(Exercise prompt):
Every line in the records below with the string "description" needs to be copied out.

......

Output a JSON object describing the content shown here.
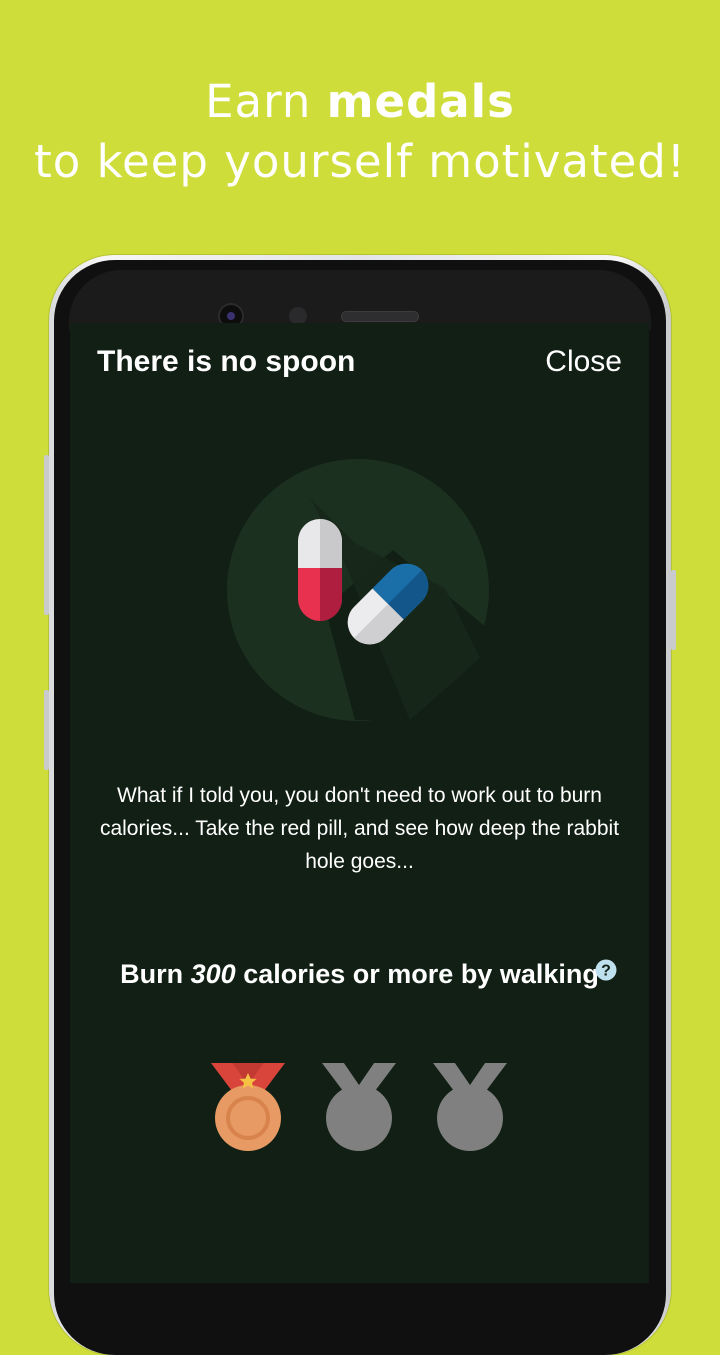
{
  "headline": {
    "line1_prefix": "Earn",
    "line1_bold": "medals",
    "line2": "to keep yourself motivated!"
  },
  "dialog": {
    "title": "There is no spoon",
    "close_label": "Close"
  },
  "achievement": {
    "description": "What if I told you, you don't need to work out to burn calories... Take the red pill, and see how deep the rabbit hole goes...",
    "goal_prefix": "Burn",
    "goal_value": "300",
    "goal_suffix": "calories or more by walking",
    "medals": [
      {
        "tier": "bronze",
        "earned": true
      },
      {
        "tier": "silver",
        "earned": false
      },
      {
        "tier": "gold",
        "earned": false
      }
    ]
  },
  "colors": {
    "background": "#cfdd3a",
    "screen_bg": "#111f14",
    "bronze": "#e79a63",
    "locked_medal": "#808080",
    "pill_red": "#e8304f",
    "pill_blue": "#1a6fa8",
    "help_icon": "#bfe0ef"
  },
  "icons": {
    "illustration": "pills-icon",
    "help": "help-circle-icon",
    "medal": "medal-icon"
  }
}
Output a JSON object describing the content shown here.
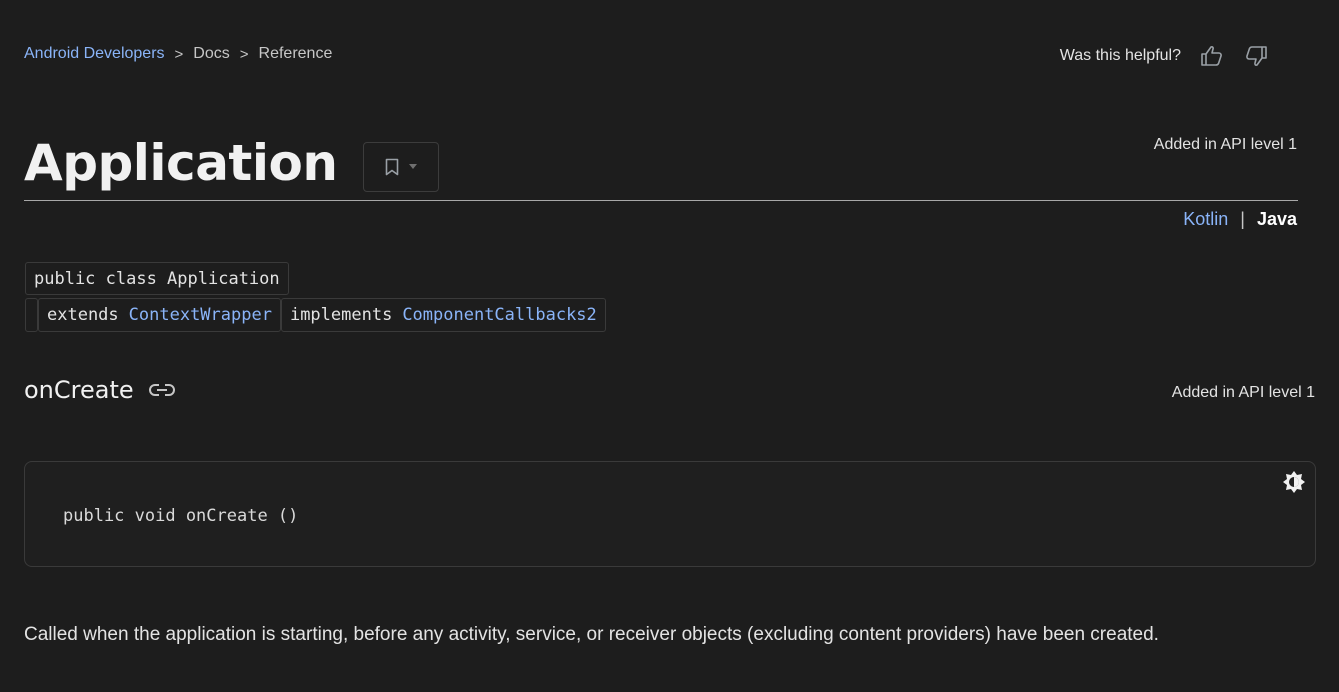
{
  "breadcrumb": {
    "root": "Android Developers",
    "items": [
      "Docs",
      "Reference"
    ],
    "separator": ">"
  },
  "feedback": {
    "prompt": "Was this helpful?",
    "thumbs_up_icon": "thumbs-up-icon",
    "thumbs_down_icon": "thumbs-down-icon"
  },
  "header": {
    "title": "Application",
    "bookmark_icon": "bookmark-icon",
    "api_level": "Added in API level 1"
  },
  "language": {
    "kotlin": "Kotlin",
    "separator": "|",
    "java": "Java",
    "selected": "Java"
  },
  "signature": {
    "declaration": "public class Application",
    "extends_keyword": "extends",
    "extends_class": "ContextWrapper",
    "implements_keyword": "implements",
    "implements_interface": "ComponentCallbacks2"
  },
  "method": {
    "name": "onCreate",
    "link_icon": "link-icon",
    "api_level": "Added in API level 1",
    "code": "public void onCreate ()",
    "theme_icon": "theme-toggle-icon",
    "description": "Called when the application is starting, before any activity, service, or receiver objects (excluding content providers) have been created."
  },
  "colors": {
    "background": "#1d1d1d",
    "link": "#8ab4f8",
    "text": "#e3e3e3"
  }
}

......

(Answer space):
    "description": "What if I told you, you don't need to work out to burn calories... Take the red pill, and see how deep the rabbit hole goes...",
    "description": "Called when the application is starting, before any activity, service, or receiver objects (excluding content providers) have been created."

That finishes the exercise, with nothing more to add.